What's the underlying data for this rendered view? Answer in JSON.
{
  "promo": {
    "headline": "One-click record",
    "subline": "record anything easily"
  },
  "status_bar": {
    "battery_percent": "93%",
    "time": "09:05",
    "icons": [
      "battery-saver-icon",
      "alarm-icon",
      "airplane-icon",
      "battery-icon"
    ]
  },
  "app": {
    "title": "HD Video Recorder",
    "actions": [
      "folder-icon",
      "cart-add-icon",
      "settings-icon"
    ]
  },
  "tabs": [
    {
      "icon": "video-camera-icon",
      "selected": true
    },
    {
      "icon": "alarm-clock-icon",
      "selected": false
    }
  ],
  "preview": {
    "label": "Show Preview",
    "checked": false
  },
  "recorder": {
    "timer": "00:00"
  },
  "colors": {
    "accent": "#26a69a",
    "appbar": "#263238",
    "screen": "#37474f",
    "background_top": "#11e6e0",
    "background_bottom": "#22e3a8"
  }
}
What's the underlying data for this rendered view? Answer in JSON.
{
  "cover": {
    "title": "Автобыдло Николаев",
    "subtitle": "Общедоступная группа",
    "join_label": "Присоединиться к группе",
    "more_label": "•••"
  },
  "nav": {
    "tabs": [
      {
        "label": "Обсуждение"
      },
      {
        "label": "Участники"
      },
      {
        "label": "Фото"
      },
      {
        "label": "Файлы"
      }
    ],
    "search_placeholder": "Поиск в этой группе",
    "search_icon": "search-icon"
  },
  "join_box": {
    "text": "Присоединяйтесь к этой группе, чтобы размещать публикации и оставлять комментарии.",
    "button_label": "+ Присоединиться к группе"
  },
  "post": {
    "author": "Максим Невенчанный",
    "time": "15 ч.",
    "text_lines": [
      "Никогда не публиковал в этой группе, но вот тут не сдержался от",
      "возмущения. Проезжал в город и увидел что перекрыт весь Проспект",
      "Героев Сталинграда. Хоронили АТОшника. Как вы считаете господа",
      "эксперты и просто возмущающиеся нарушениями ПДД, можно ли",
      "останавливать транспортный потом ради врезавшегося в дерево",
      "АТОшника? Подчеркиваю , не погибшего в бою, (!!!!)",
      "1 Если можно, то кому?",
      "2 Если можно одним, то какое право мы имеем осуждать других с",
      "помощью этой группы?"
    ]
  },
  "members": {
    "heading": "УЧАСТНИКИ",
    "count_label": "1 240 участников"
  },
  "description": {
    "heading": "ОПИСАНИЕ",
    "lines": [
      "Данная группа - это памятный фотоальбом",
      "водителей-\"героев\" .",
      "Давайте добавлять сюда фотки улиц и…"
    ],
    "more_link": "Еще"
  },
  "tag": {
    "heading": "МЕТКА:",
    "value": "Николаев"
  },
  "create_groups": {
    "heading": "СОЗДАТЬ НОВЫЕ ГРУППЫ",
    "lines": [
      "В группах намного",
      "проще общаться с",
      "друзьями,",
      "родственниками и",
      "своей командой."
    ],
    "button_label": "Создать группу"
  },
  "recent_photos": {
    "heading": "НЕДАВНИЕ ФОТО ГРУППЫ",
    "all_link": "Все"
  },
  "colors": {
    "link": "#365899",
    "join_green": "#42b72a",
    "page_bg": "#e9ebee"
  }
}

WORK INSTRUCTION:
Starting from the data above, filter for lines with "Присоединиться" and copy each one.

OUTPUT:
    "join_label": "Присоединиться к группе",
    "button_label": "+ Присоединиться к группе"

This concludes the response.